## Exercise:
Scan the entries for "PowerShellExamples". Every line that holds it is to be copied.

******

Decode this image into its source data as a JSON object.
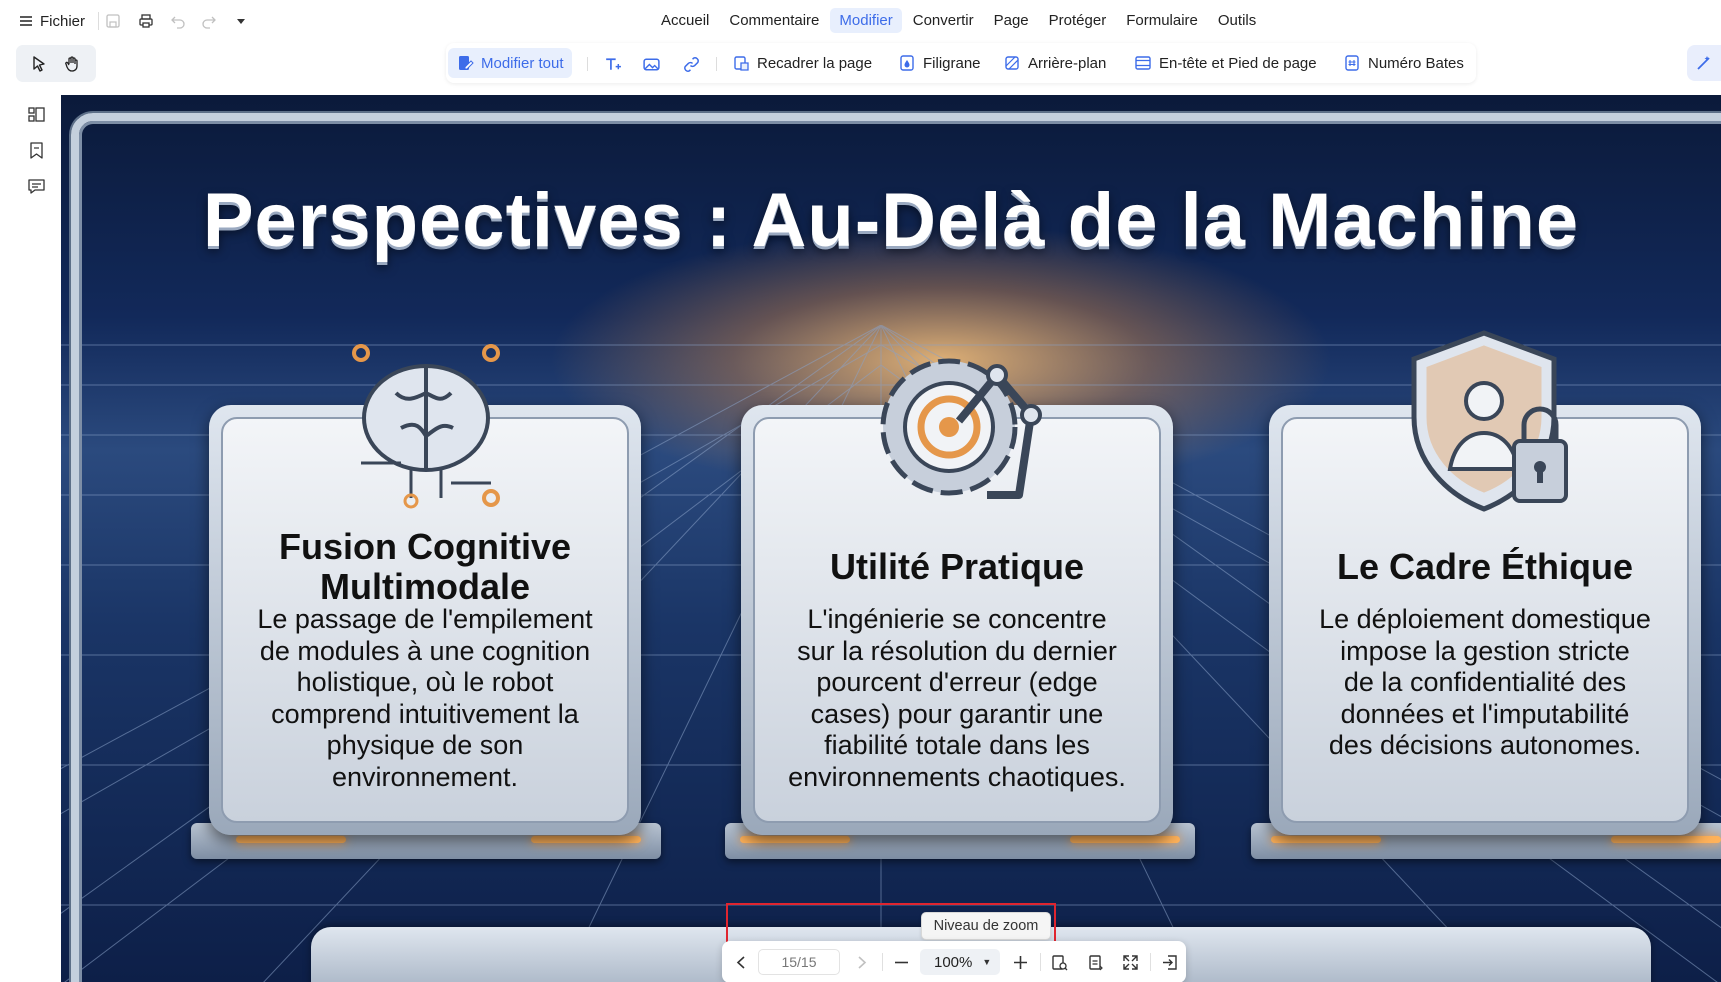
{
  "menubar": {
    "file_label": "Fichier",
    "tabs": [
      {
        "label": "Accueil",
        "active": false
      },
      {
        "label": "Commentaire",
        "active": false
      },
      {
        "label": "Modifier",
        "active": true
      },
      {
        "label": "Convertir",
        "active": false
      },
      {
        "label": "Page",
        "active": false
      },
      {
        "label": "Protéger",
        "active": false
      },
      {
        "label": "Formulaire",
        "active": false
      },
      {
        "label": "Outils",
        "active": false
      }
    ],
    "quick_actions": [
      "save-icon",
      "print-icon",
      "undo-icon",
      "redo-icon",
      "dropdown-icon"
    ]
  },
  "toolbar": {
    "edit_all": "Modifier tout",
    "crop_page": "Recadrer la page",
    "watermark": "Filigrane",
    "background": "Arrière-plan",
    "header_footer": "En-tête et Pied de page",
    "bates_number": "Numéro Bates"
  },
  "colors": {
    "accent": "#3d6ce9",
    "accent_bg": "#e8effd",
    "highlight": "#e0252f",
    "slide_background": "#12295a",
    "slide_glow": "#ffb25a"
  },
  "slide": {
    "title": "Perspectives : Au-Delà de la Machine",
    "cards": [
      {
        "title_lines": [
          "Fusion Cognitive",
          "Multimodale"
        ],
        "text_lines": [
          "Le passage de l'empilement",
          "de modules à une cognition",
          "holistique, où le robot",
          "comprend intuitivement la",
          "physique de son",
          "environnement."
        ],
        "icon": "brain-circuit-icon"
      },
      {
        "title_lines": [
          "Utilité Pratique"
        ],
        "text_lines": [
          "L'ingénierie se concentre",
          "sur la résolution du dernier",
          "pourcent d'erreur (edge",
          "cases) pour garantir une",
          "fiabilité totale dans les",
          "environnements chaotiques."
        ],
        "icon": "gear-target-robot-arm-icon"
      },
      {
        "title_lines": [
          "Le Cadre Éthique"
        ],
        "text_lines": [
          "Le déploiement domestique",
          "impose la gestion stricte",
          "de la confidentialité des",
          "données et l'imputabilité",
          "des décisions autonomes."
        ],
        "icon": "shield-user-lock-icon"
      }
    ]
  },
  "zoombar": {
    "page_value": "15/15",
    "zoom_level": "100%",
    "tooltip": "Niveau de zoom"
  }
}
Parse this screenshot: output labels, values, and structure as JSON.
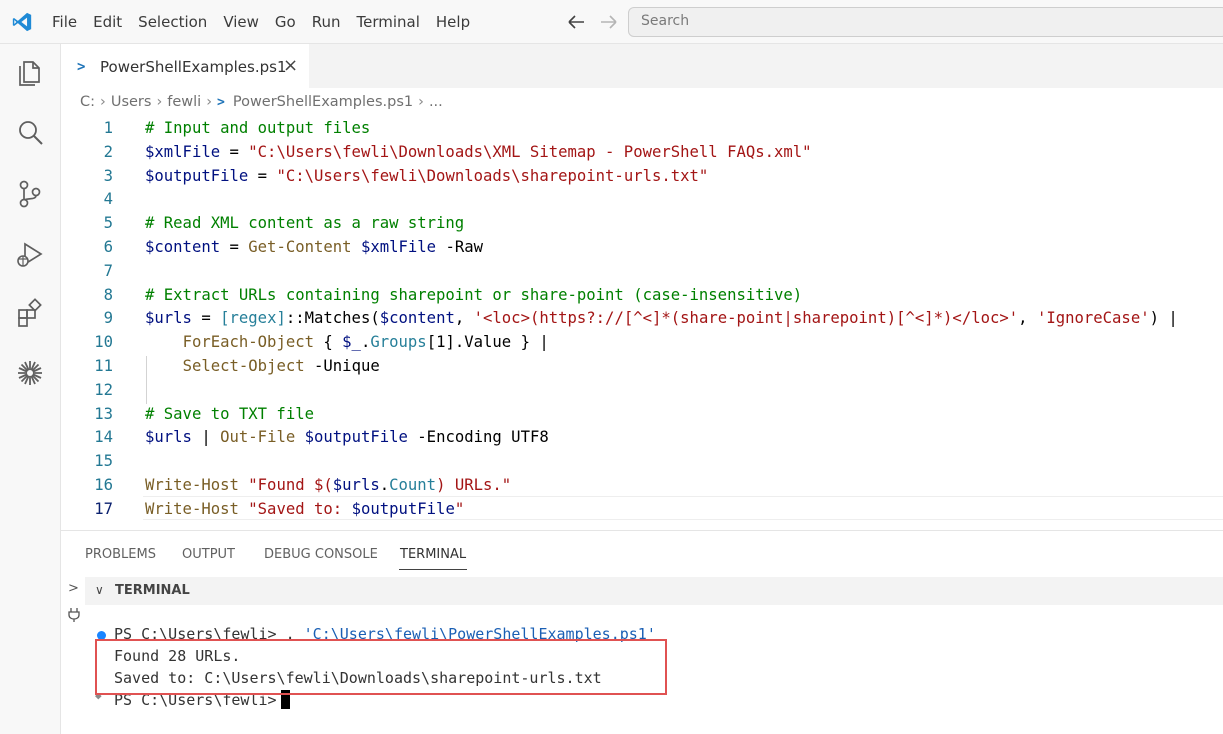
{
  "menu": [
    "File",
    "Edit",
    "Selection",
    "View",
    "Go",
    "Run",
    "Terminal",
    "Help"
  ],
  "search": {
    "placeholder": "Search"
  },
  "tab": {
    "label": "PowerShellExamples.ps1",
    "close": "×",
    "icon": ">"
  },
  "breadcrumb": {
    "items": [
      "C:",
      "Users",
      "fewli",
      "PowerShellExamples.ps1",
      "..."
    ]
  },
  "editor": {
    "line_numbers": [
      "1",
      "2",
      "3",
      "4",
      "5",
      "6",
      "7",
      "8",
      "9",
      "10",
      "11",
      "12",
      "13",
      "14",
      "15",
      "16",
      "17"
    ],
    "lines": [
      [
        {
          "t": "# Input and output files",
          "c": "com"
        }
      ],
      [
        {
          "t": "$xmlFile",
          "c": "var"
        },
        {
          "t": " = ",
          "c": "par"
        },
        {
          "t": "\"C:\\Users\\fewli\\Downloads\\XML Sitemap - PowerShell FAQs.xml\"",
          "c": "str"
        }
      ],
      [
        {
          "t": "$outputFile",
          "c": "var"
        },
        {
          "t": " = ",
          "c": "par"
        },
        {
          "t": "\"C:\\Users\\fewli\\Downloads\\sharepoint-urls.txt\"",
          "c": "str"
        }
      ],
      [],
      [
        {
          "t": "# Read XML content as a raw string",
          "c": "com"
        }
      ],
      [
        {
          "t": "$content",
          "c": "var"
        },
        {
          "t": " = ",
          "c": "par"
        },
        {
          "t": "Get-Content",
          "c": "cmd"
        },
        {
          "t": " ",
          "c": "par"
        },
        {
          "t": "$xmlFile",
          "c": "var"
        },
        {
          "t": " -Raw",
          "c": "par"
        }
      ],
      [],
      [
        {
          "t": "# Extract URLs containing sharepoint or share-point (case-insensitive)",
          "c": "com"
        }
      ],
      [
        {
          "t": "$urls",
          "c": "var"
        },
        {
          "t": " = ",
          "c": "par"
        },
        {
          "t": "[regex]",
          "c": "type"
        },
        {
          "t": "::Matches(",
          "c": "par"
        },
        {
          "t": "$content",
          "c": "var"
        },
        {
          "t": ", ",
          "c": "par"
        },
        {
          "t": "'<loc>(https?://[^<]*(share-point|sharepoint)[^<]*)</loc>'",
          "c": "str"
        },
        {
          "t": ", ",
          "c": "par"
        },
        {
          "t": "'IgnoreCase'",
          "c": "str"
        },
        {
          "t": ") |",
          "c": "par"
        }
      ],
      [
        {
          "t": "    ",
          "c": "par"
        },
        {
          "t": "ForEach-Object",
          "c": "cmd"
        },
        {
          "t": " { ",
          "c": "par"
        },
        {
          "t": "$_",
          "c": "var"
        },
        {
          "t": ".",
          "c": "par"
        },
        {
          "t": "Groups",
          "c": "type"
        },
        {
          "t": "[1].",
          "c": "par"
        },
        {
          "t": "Value",
          "c": "par"
        },
        {
          "t": " } |",
          "c": "par"
        }
      ],
      [
        {
          "t": "    ",
          "c": "par"
        },
        {
          "t": "Select-Object",
          "c": "cmd"
        },
        {
          "t": " -Unique",
          "c": "par"
        }
      ],
      [],
      [
        {
          "t": "# Save to TXT file",
          "c": "com"
        }
      ],
      [
        {
          "t": "$urls",
          "c": "var"
        },
        {
          "t": " | ",
          "c": "par"
        },
        {
          "t": "Out-File",
          "c": "cmd"
        },
        {
          "t": " ",
          "c": "par"
        },
        {
          "t": "$outputFile",
          "c": "var"
        },
        {
          "t": " -Encoding UTF8",
          "c": "par"
        }
      ],
      [],
      [
        {
          "t": "Write-Host",
          "c": "cmd"
        },
        {
          "t": " ",
          "c": "par"
        },
        {
          "t": "\"Found $(",
          "c": "str"
        },
        {
          "t": "$urls",
          "c": "var"
        },
        {
          "t": ".",
          "c": "par"
        },
        {
          "t": "Count",
          "c": "type"
        },
        {
          "t": ") URLs.\"",
          "c": "str"
        }
      ],
      [
        {
          "t": "Write-Host",
          "c": "cmd"
        },
        {
          "t": " ",
          "c": "par"
        },
        {
          "t": "\"Saved to: ",
          "c": "str"
        },
        {
          "t": "$outputFile",
          "c": "var"
        },
        {
          "t": "\"",
          "c": "str"
        }
      ]
    ]
  },
  "panel": {
    "tabs": [
      "PROBLEMS",
      "OUTPUT",
      "DEBUG CONSOLE",
      "TERMINAL"
    ],
    "active_tab": "TERMINAL",
    "section_title": "TERMINAL"
  },
  "terminal": {
    "prompt": "PS C:\\Users\\fewli>",
    "command_prefix": " . ",
    "command_path": "'C:\\Users\\fewli\\PowerShellExamples.ps1'",
    "output_line_1": "Found 28 URLs.",
    "output_line_2": "Saved to: C:\\Users\\fewli\\Downloads\\sharepoint-urls.txt",
    "prompt_2": "PS C:\\Users\\fewli>"
  },
  "colors": {
    "accent": "#007acc",
    "highlight_box": "#e05252",
    "comment": "#008000",
    "variable": "#001080",
    "string": "#a31515",
    "command": "#795e26",
    "type": "#267f99"
  }
}
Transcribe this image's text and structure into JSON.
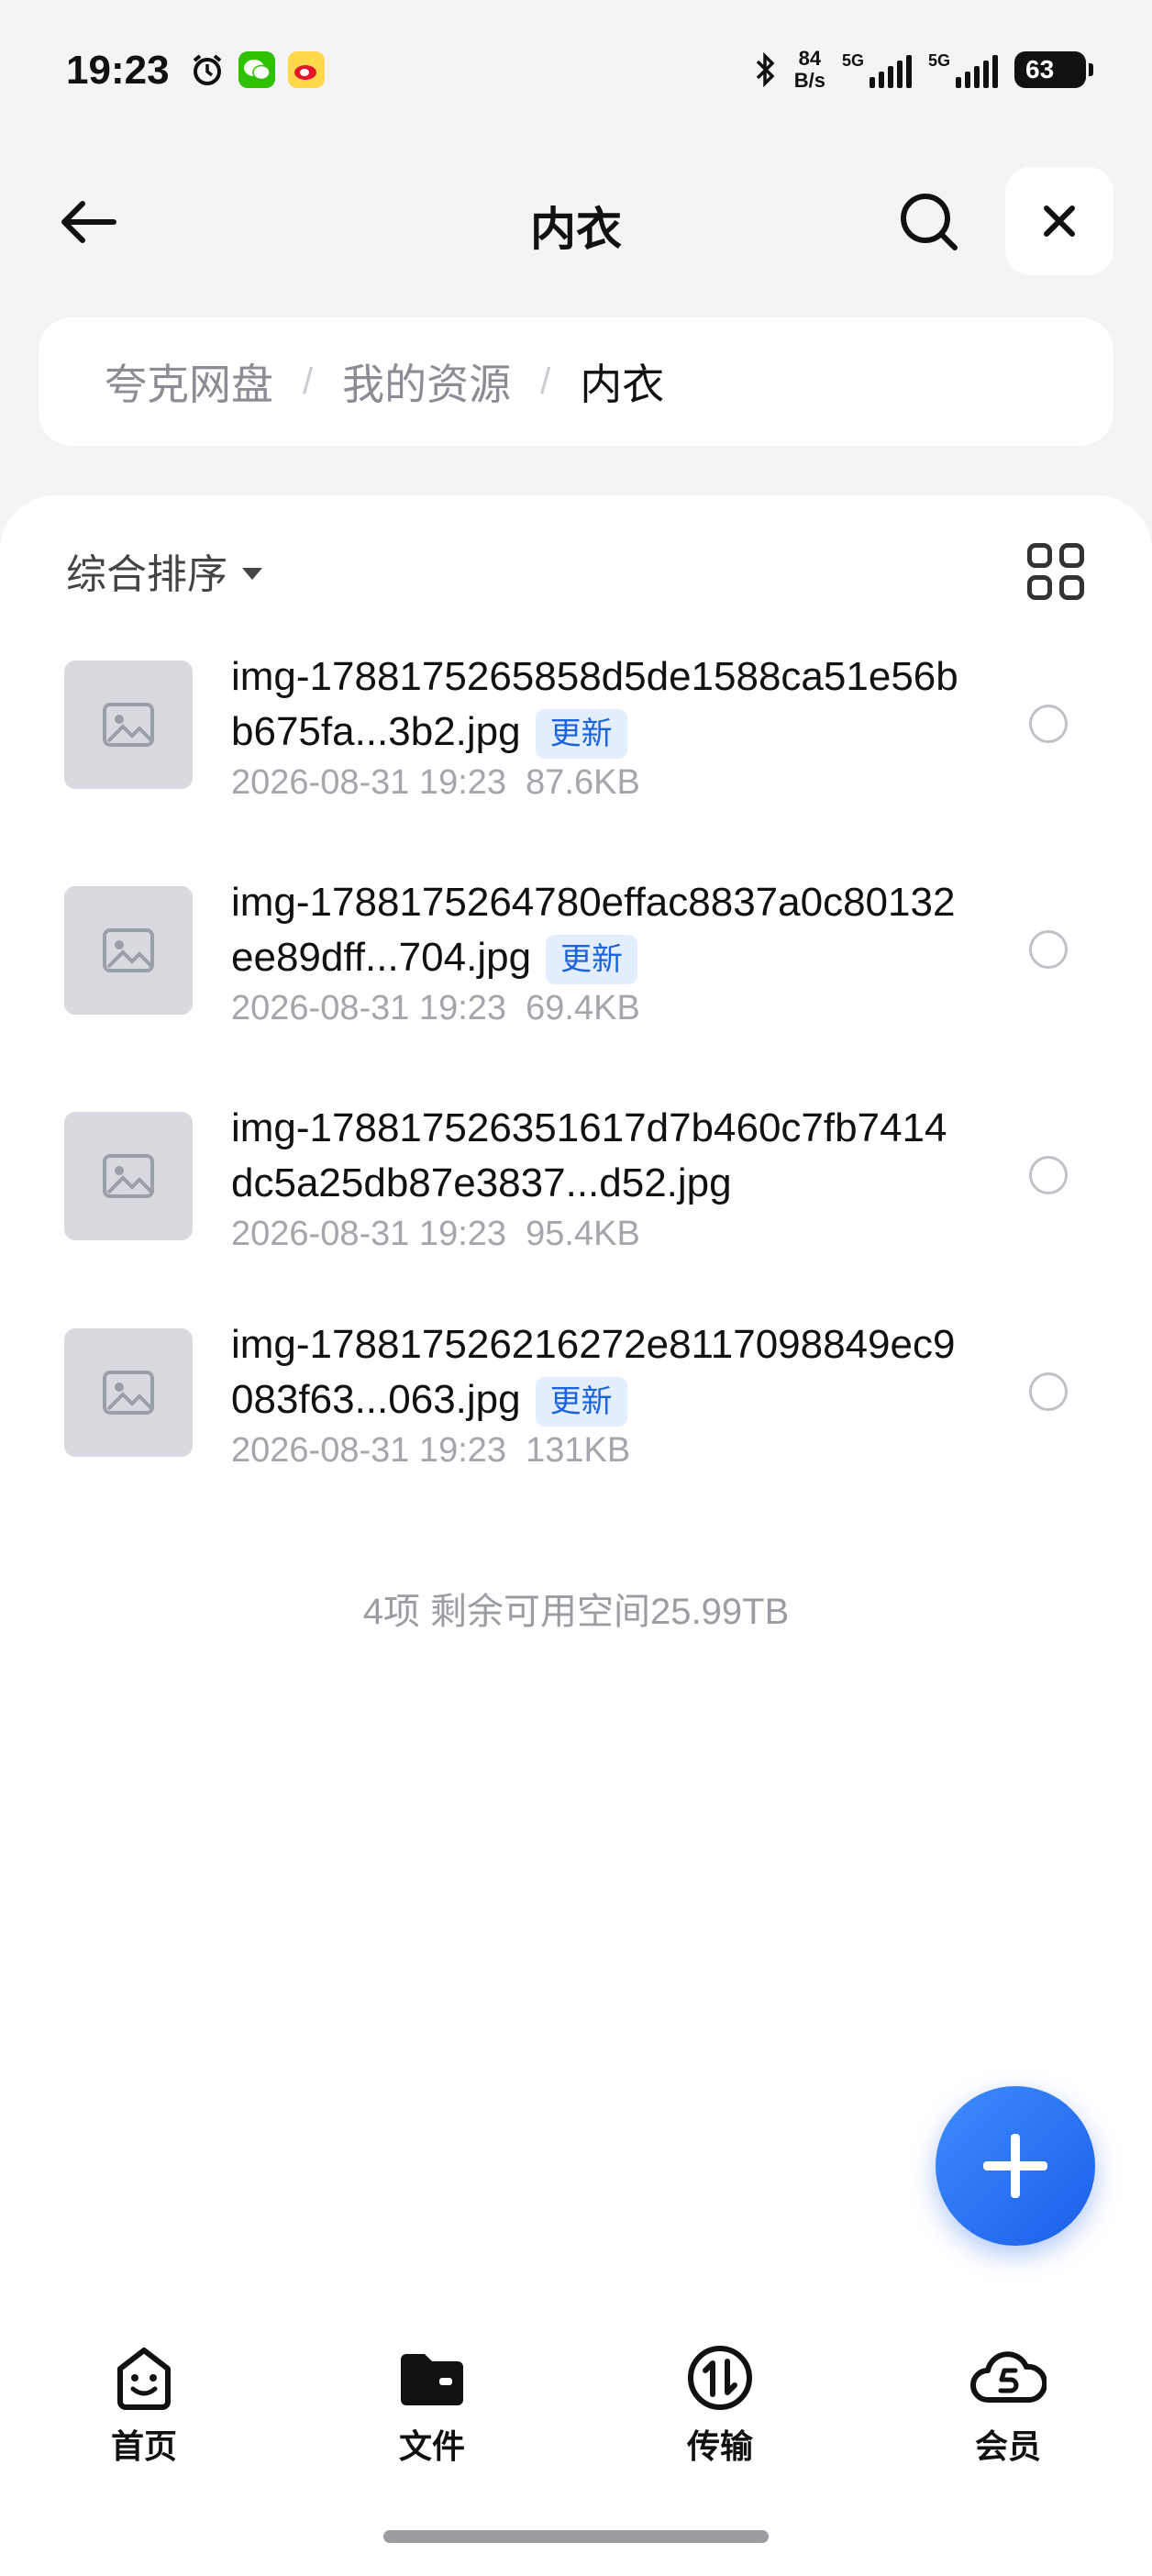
{
  "status_bar": {
    "time": "19:23",
    "net_speed_value": "84",
    "net_speed_unit": "B/s",
    "signal_1_label": "5G",
    "signal_2_label": "5G",
    "battery": "63"
  },
  "header": {
    "title": "内衣"
  },
  "breadcrumb": {
    "items": [
      "夸克网盘",
      "我的资源",
      "内衣"
    ],
    "separator": "/"
  },
  "toolbar": {
    "sort_label": "综合排序"
  },
  "files": [
    {
      "name": "img-1788175265858d5de1588ca51e56bb675fa...3b2.jpg",
      "badge": "更新",
      "date": "2026-08-31 19:23",
      "size": "87.6KB"
    },
    {
      "name": "img-1788175264780effac8837a0c80132ee89dff...704.jpg",
      "badge": "更新",
      "date": "2026-08-31 19:23",
      "size": "69.4KB"
    },
    {
      "name": "img-178817526351617d7b460c7fb7414dc5a25db87e3837...d52.jpg",
      "badge": "",
      "date": "2026-08-31 19:23",
      "size": "95.4KB"
    },
    {
      "name": "img-178817526216272e8117098849ec9083f63...063.jpg",
      "badge": "更新",
      "date": "2026-08-31 19:23",
      "size": "131KB"
    }
  ],
  "footer": {
    "summary": "4项 剩余可用空间25.99TB"
  },
  "bottom_nav": {
    "items": [
      {
        "label": "首页",
        "icon": "home-face-icon"
      },
      {
        "label": "文件",
        "icon": "folder-icon"
      },
      {
        "label": "传输",
        "icon": "transfer-icon"
      },
      {
        "label": "会员",
        "icon": "cloud-member-icon"
      }
    ]
  },
  "colors": {
    "accent": "#1c63e0",
    "badge_bg": "#e3eeff",
    "fab": "#2a73f5"
  }
}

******

## Result of the exercise:
    "label": "PowerShellExamples.ps1",
      "PowerShellExamples.ps1",
    "command_path": "'C:\\Users\\fewli\\PowerShellExamples.ps1'",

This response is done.